- Historic Sites
The Unsinkable Abigail
In forty years of scraping and scrapping for women’s rights, Abigail Scott Duniway never lost her nerve or wicked tongue
February 1975 | Volume 26, Issue 2
It was a dry spell, and travelling by stagecoach, they arrived everywhere covered with dust. The churches they had hoped to lecture in were closed to such a radical cause as women’s rights. They had to speak in seedy hired halls; in Walla Walla they were obliged to orate in the back of a saloon, thereby creating a scandal. In one town a woman offered her parlor, but her husband arrived home unexpectedly and expelled them.
Nonetheless, Abigail counted the tour a success. Miss Anthony’s lectures gave her a thorough grounding in the movement, and she picked up scores of subscriptions. Best, she sensed potential for suffrage. Everywhere she appealed for soldiers, not leaders. Indeed, she would have been dismayed had someone emerged waving the standard, for she intended to carry that herself.
After that trip there was no shaking the dust from her shoes. For years she was to spend at least half of each week on the road, waving her banner and conferring smaller banners upon promising protégés. She wrote on the move, mailing copy from stage and steamboat stops. Her following grew, but so did resistance as men ruminated her message and realized its threat. Former speaking places were withdrawn, but she always spoke somewhere, in a barn if necessary. Once when she was addressing a meeting in an unfinished school, the floor collapsed; she just picked herself up and led her audience to a sounder spot. Often she was interrupted by hecklers; sometimes she had to dodge eggs and fruit. None of this disturbed her greatly. She knew the nourishing effect of persecution upon a new movement.
Besides, she could hold her own with hecklers. The same one rarely heckled twice. One man who rose and expressed contempt for women’s rights was pleasantly invited to tell why. He said he didn’t know why he opposed it, but he always had and guessed he always would. Abigail’s quick-as-a-flash response was “I’ve always heard the difference between a man and a mule was that a man could change his mind.” Once when approaching Yakima, Washington, in a stage, a man twitted her about suffrage to the merriment of other passengers. “Madam,” he said, “you ought to be at home enjoying yourself, like my wife’s doing. I want to bear all the hardship of life myself, and let her sit by the fire toasting her footsies.” Inside the town the driver stopped to let the man off at his front gate. There in the front yard was his wife “chopping away at a pile of snow-covered cord wood.” As the man leaped out Abigail called after him, “I see your wife is toasting her footsies!”
But she never picked fights with men. Instead she tried to win them with reasoning and flattery, never forgetting they would have to yield ground. Typically, her appeal was shrewd; “Gentlemen, in our demand for the ballot, we are not seeking to rule over you. … We only ask for our enfranchisement because we desire freedom for ourselves.”

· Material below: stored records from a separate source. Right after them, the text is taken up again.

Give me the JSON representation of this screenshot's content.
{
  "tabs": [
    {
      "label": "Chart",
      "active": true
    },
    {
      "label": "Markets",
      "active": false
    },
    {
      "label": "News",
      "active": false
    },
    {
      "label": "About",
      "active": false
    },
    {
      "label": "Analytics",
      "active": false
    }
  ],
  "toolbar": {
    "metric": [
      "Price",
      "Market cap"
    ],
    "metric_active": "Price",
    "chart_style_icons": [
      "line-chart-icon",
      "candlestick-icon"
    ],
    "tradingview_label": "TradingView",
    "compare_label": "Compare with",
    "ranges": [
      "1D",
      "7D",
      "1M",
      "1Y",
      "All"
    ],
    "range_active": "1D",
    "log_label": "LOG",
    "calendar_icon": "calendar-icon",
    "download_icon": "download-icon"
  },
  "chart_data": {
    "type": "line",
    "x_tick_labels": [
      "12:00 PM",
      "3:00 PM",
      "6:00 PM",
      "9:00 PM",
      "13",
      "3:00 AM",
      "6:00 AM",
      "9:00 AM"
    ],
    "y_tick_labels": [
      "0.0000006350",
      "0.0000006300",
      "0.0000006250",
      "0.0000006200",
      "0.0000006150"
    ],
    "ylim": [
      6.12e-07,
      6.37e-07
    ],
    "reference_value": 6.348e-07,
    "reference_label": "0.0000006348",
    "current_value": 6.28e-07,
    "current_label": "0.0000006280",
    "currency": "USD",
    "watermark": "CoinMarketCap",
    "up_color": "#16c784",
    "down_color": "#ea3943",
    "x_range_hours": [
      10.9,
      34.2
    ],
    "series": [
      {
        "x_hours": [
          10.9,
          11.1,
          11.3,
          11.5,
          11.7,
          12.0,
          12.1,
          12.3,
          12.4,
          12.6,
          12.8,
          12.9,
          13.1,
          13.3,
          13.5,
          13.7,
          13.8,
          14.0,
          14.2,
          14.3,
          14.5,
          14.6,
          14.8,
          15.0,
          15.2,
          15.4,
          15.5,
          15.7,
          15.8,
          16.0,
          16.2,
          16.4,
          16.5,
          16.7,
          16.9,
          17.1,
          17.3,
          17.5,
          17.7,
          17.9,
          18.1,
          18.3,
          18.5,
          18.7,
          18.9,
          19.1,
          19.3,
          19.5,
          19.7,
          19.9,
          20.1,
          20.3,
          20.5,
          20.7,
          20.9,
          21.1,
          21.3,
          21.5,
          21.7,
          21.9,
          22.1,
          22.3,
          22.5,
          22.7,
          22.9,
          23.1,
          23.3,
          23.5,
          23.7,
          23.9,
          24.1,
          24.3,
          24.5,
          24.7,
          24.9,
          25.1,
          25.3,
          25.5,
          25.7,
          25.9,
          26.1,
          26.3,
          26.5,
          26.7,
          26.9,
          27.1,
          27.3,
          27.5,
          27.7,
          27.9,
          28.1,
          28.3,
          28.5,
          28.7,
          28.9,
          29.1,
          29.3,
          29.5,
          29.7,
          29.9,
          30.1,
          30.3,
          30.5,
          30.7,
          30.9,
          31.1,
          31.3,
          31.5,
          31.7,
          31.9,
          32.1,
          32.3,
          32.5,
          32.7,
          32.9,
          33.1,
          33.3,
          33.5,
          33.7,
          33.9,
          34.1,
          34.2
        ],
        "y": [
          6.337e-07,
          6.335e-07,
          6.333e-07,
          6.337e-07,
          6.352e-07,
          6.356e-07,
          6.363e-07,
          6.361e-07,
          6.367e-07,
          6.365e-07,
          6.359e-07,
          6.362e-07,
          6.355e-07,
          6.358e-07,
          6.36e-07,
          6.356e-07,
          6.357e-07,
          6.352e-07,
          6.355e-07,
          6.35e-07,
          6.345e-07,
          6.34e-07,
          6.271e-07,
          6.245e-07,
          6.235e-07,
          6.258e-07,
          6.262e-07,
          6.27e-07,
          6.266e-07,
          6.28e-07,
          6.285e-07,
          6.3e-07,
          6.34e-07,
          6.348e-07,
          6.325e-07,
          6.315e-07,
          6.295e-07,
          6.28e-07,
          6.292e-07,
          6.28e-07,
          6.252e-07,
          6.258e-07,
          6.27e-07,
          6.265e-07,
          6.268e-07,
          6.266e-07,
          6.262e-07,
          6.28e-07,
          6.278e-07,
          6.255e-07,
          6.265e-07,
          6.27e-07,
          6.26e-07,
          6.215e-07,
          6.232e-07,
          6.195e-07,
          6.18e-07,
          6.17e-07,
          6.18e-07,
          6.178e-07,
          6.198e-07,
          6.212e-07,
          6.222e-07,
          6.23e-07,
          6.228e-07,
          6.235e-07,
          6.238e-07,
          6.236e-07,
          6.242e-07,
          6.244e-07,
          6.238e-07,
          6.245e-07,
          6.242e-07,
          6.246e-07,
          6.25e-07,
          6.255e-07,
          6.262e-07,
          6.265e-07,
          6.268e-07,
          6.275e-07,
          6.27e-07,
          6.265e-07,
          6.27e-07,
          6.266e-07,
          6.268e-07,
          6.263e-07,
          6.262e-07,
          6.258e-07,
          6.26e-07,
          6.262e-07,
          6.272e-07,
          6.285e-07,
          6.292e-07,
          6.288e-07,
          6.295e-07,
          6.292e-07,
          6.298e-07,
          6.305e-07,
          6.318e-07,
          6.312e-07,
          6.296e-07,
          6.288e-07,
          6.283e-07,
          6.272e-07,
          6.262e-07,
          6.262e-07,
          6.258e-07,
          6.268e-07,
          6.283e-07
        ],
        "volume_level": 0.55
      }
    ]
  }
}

Her writing and organizing were underpinning for her prime effort—political action. She had assigned herself that task as well. She predicted the women of the Northwest would be liberated by their state legislatures within five years. In 1872 she went down to Salem and did her first lobbying. She found quick rapport with the lawmakers, mostly men from farms and small towns who already knew her through her newspaper. Not only did she get a suffrage bill introduced, but she was permitted to address the legislature in joint session. She committed the faux pas of alluding to a legislator by name rather than by county, for which she was called to order. But she gained points with her apology: “Gentlemen, in years past when most of you were studying parliamentary law, I have been rocking the cradle.”
The bill failed of passage, but as a consolation prize the legislature passed the “Sole Trader Bill” she had advocated. The statute enabled women engaged in business to register the fact with the county clerk, thereby protecting their tools, furniture, and stock from seizure by their husbands’ creditors. Further, if abandoned by her husband a wife might obtain the court’s permission to sell or lease property, collect money due him, and make contracts, all binding even if he returned.
Thereafter she pursued the legislators by name through her columns, flattering the favorables, prodding neutrals, excoriating the opposition. Her suffrage bill failed again in 1874, as did her efforts to get the legislature to approve a state suffrage referendum. But another rights bill was forthcoming. In 1878 came passage of a statute enabling married women to sue to protect their rights and property and to receive and hold in their own right the wages of personal labor. Another measure passed that year enabled taxpaying women to vote in school elections.
Without knowing what she was getting into Abigail welcomed the temperance fervor that blew in from the prairie states in the mid-1870’s. The churches, which had snubbed her cause, embraced temperance as if it were part of the Trinity, and she hoped to tie suffrage and temperance together and thereby slide suffrage in through a church side door. She affiliated with a temperance society that met in a prosperous Taylor Street church. But its pastor, the Reverend Mr. Izer, hovered possessively over meetings, and Abigail’s strategy of getting in a few words for suffrage at meetings annoyed him. Repeatedly he cut her off, but she persisted.